  • Shutter Speed The time given to light to enter in camera and creates image

    ApertureThe time given to light to enter in camera and creates image

    ISOThe time given to light to enter in camera and creates image

    30 sec . 1 sec .. 1/101/100..1/1000..1/4000

    f/1.8 f/3.5..f/10.f/22 100, 1604001600.6400

    Sh

    utt

    er

    Sp

    ee

    d

    Ex

    po

    sure

    30 sec

    1/4000 secDarkest but without blur

    Ap

    ert

    ure

    Ex

    po

    sure

    f/1.8

    f/22

    Brightest but blurry

    Darkest but highest DOF

    Brightest but least DOF

    ISO

    Ex

    po

    sure

    100

    6400

    Brightest but grainy/less sharp

    Darkest but less grainy/sharp

  • Rough Guidelines

    Sports

    Night

    Indoor

    Portrait

    Landscape

    High Shutter Speed to avoid motion blur

    High ISO for exposure, To center light meter

    ????

    Low f/stop, To separate object from backgroundHigh f/stop, To bring everything in focus

    e.g. SS = 1/500 sec

    e.g. ISO = 1000

    ?????

    e.g. f/stop = f/2.8

    e.g. f/stop = f/8

  • Summary

  • Summary

  • Shutter Speed and Aperture

    To get a correctly exposed picture, you need a combination of shutter speed and aperture

    Each shutter speed lets in twice as much light as the next faster speed
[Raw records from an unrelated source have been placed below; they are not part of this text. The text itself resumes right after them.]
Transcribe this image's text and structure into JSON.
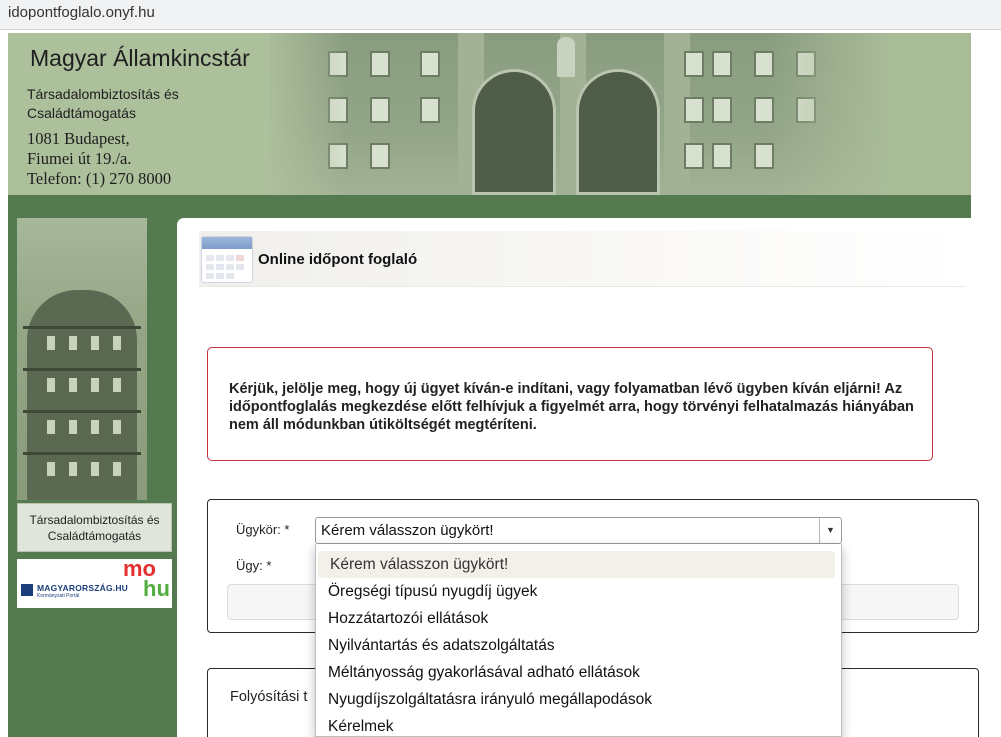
{
  "browser": {
    "url": "idopontfoglalo.onyf.hu"
  },
  "header": {
    "org_name": "Magyar Államkincstár",
    "org_sub_1": "Társadalombiztosítás és",
    "org_sub_2": "Családtámogatás",
    "addr_1": "1081 Budapest,",
    "addr_2": "Fiumei út 19./a.",
    "addr_3": "Telefon: (1) 270 8000"
  },
  "sidebar": {
    "label_1": "Társadalombiztosítás és",
    "label_2": "Családtámogatás",
    "banner_text": "MAGYARORSZÁG.HU",
    "banner_small": "Kormányzati Portál",
    "logo_top": "mo",
    "logo_bottom": "hu"
  },
  "main": {
    "title": "Online időpont foglaló",
    "alert_text": "Kérjük, jelölje meg, hogy új ügyet kíván-e indítani, vagy folyamatban lévő ügyben kíván eljárni! Az időpontfoglalás megkezdése előtt felhívjuk a figyelmét arra, hogy törvényi felhatalmazás hiányában nem áll módunkban útiköltségét megtéríteni.",
    "form": {
      "ugykor_label": "Ügykör: *",
      "ugy_label": "Ügy: *",
      "ugykor_value": "Kérem válasszon ügykört!"
    },
    "second_label": "Folyósítási t"
  },
  "dropdown": {
    "options": [
      "Kérem válasszon ügykört!",
      "Öregségi típusú nyugdíj ügyek",
      "Hozzátartozói ellátások",
      "Nyilvántartás és adatszolgáltatás",
      "Méltányosság gyakorlásával adható ellátások",
      "Nyugdíjszolgáltatásra irányuló megállapodások",
      "Kérelmek"
    ]
  }
}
    1/60 lets in 2x as much light as 1/125

    Each aperture setting lets in twice as much light as the n...